DATASET EXTRACT START
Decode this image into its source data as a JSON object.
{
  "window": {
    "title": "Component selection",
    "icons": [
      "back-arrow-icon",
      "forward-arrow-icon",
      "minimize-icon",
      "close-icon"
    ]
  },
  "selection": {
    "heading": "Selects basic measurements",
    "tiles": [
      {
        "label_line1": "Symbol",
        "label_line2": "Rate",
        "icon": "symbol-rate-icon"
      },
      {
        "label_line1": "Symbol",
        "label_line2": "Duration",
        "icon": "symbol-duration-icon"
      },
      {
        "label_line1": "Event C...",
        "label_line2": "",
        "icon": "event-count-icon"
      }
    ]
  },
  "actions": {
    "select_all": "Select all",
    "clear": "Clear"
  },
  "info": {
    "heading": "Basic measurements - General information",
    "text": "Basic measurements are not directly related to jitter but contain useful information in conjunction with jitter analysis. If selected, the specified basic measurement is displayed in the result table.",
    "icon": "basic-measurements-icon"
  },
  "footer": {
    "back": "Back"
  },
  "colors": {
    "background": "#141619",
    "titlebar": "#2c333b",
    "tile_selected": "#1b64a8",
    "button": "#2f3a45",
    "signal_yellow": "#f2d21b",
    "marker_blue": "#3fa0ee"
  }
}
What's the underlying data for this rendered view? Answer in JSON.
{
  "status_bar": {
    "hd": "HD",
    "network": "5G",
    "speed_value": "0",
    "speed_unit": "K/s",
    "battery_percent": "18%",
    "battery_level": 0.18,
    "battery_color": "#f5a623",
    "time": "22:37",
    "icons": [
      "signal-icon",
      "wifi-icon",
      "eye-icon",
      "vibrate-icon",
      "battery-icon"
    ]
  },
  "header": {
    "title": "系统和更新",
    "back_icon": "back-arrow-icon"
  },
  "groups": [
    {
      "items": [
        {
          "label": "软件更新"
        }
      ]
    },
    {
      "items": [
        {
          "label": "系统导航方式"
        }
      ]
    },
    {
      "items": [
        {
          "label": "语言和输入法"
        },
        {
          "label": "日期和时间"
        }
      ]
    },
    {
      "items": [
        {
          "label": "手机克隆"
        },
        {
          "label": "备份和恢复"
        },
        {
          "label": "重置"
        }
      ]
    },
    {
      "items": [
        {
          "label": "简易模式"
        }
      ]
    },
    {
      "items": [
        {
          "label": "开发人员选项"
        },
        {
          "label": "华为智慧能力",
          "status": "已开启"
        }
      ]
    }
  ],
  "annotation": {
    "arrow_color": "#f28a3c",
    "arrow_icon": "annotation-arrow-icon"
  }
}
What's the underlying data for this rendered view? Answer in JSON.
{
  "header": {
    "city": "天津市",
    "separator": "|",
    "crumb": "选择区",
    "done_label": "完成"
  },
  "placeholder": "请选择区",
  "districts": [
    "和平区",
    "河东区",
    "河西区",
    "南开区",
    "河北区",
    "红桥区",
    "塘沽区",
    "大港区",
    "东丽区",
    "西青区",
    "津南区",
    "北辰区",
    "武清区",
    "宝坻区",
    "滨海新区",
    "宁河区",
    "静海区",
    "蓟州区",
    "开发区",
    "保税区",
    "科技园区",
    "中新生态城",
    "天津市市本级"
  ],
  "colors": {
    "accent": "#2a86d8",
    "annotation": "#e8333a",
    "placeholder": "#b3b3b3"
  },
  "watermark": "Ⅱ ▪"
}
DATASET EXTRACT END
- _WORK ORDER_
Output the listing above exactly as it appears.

- _OUTPUT BELOW_
Decode this image into its source data as a JSON object.
{
  "window": {
    "title": "Component selection",
    "icons": [
      "back-arrow-icon",
      "forward-arrow-icon",
      "minimize-icon",
      "close-icon"
    ]
  },
  "selection": {
    "heading": "Selects basic measurements",
    "tiles": [
      {
        "label_line1": "Symbol",
        "label_line2": "Rate",
        "icon": "symbol-rate-icon"
      },
      {
        "label_line1": "Symbol",
        "label_line2": "Duration",
        "icon": "symbol-duration-icon"
      },
      {
        "label_line1": "Event C...",
        "label_line2": "",
        "icon": "event-count-icon"
      }
    ]
  },
  "actions": {
    "select_all": "Select all",
    "clear": "Clear"
  },
  "info": {
    "heading": "Basic measurements - General information",
    "text": "Basic measurements are not directly related to jitter but contain useful information in conjunction with jitter analysis. If selected, the specified basic measurement is displayed in the result table.",
    "icon": "basic-measurements-icon"
  },
  "footer": {
    "back": "Back"
  },
  "colors": {
    "background": "#141619",
    "titlebar": "#2c333b",
    "tile_selected": "#1b64a8",
    "button": "#2f3a45",
    "signal_yellow": "#f2d21b",
    "marker_blue": "#3fa0ee"
  }
}
What's the underlying data for this rendered view? Answer in JSON.
{
  "status_bar": {
    "hd": "HD",
    "network": "5G",
    "speed_value": "0",
    "speed_unit": "K/s",
    "battery_percent": "18%",
    "battery_level": 0.18,
    "battery_color": "#f5a623",
    "time": "22:37",
    "icons": [
      "signal-icon",
      "wifi-icon",
      "eye-icon",
      "vibrate-icon",
      "battery-icon"
    ]
  },
  "header": {
    "title": "系统和更新",
    "back_icon": "back-arrow-icon"
  },
  "groups": [
    {
      "items": [
        {
          "label": "软件更新"
        }
      ]
    },
    {
      "items": [
        {
          "label": "系统导航方式"
        }
      ]
    },
    {
      "items": [
        {
          "label": "语言和输入法"
        },
        {
          "label": "日期和时间"
        }
      ]
    },
    {
      "items": [
        {
          "label": "手机克隆"
        },
        {
          "label": "备份和恢复"
        },
        {
          "label": "重置"
        }
      ]
    },
    {
      "items": [
        {
          "label": "简易模式"
        }
      ]
    },
    {
      "items": [
        {
          "label": "开发人员选项"
        },
        {
          "label": "华为智慧能力",
          "status": "已开启"
        }
      ]
    }
  ],
  "annotation": {
    "arrow_color": "#f28a3c",
    "arrow_icon": "annotation-arrow-icon"
  }
}
What's the underlying data for this rendered view? Answer in JSON.
{
  "header": {
    "city": "天津市",
    "separator": "|",
    "crumb": "选择区",
    "done_label": "完成"
  },
  "placeholder": "请选择区",
  "districts": [
    "和平区",
    "河东区",
    "河西区",
    "南开区",
    "河北区",
    "红桥区",
    "塘沽区",
    "大港区",
    "东丽区",
    "西青区",
    "津南区",
    "北辰区",
    "武清区",
    "宝坻区",
    "滨海新区",
    "宁河区",
    "静海区",
    "蓟州区",
    "开发区",
    "保税区",
    "科技园区",
    "中新生态城",
    "天津市市本级"
  ],
  "colors": {
    "accent": "#2a86d8",
    "annotation": "#e8333a",
    "placeholder": "#b3b3b3"
  },
  "watermark": "Ⅱ ▪"
}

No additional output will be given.